▶ _INSTRUCTIONS TO FOLLOW_
Produce an exact copy of the data below.

▶ _AVAILABLE RECORDS_

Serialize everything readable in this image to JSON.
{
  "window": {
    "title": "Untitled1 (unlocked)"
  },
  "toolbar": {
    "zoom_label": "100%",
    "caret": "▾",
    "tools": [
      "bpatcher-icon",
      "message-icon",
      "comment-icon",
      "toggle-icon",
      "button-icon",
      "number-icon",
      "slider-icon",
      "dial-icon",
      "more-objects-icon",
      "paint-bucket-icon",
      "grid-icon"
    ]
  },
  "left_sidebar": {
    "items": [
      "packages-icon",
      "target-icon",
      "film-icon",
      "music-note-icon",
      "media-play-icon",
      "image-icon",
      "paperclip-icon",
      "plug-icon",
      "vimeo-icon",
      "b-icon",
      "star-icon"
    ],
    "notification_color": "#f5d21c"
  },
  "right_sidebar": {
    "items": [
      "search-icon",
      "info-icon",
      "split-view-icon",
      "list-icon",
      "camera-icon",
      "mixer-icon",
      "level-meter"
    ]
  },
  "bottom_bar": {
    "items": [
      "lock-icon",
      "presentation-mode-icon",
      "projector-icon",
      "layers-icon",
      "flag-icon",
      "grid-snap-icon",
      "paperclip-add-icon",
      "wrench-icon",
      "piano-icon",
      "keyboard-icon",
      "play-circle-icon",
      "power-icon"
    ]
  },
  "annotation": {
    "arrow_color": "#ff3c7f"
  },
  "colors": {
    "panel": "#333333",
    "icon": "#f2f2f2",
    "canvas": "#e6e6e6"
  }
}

▶ _RESPONSE BOX_
Serialize everything readable in this image to JSON.
{
  "window": {
    "title": "Untitled1 (unlocked)"
  },
  "toolbar": {
    "zoom_label": "100%",
    "caret": "▾",
    "tools": [
      "bpatcher-icon",
      "message-icon",
      "comment-icon",
      "toggle-icon",
      "button-icon",
      "number-icon",
      "slider-icon",
      "dial-icon",
      "more-objects-icon",
      "paint-bucket-icon",
      "grid-icon"
    ]
  },
  "left_sidebar": {
    "items": [
      "packages-icon",
      "target-icon",
      "film-icon",
      "music-note-icon",
      "media-play-icon",
      "image-icon",
      "paperclip-icon",
      "plug-icon",
      "vimeo-icon",
      "b-icon",
      "star-icon"
    ],
    "notification_color": "#f5d21c"
  },
  "right_sidebar": {
    "items": [
      "search-icon",
      "info-icon",
      "split-view-icon",
      "list-icon",
      "camera-icon",
      "mixer-icon",
      "level-meter"
    ]
  },
  "bottom_bar": {
    "items": [
      "lock-icon",
      "presentation-mode-icon",
      "projector-icon",
      "layers-icon",
      "flag-icon",
      "grid-snap-icon",
      "paperclip-add-icon",
      "wrench-icon",
      "piano-icon",
      "keyboard-icon",
      "play-circle-icon",
      "power-icon"
    ]
  },
  "annotation": {
    "arrow_color": "#ff3c7f"
  },
  "colors": {
    "panel": "#333333",
    "icon": "#f2f2f2",
    "canvas": "#e6e6e6"
  }
}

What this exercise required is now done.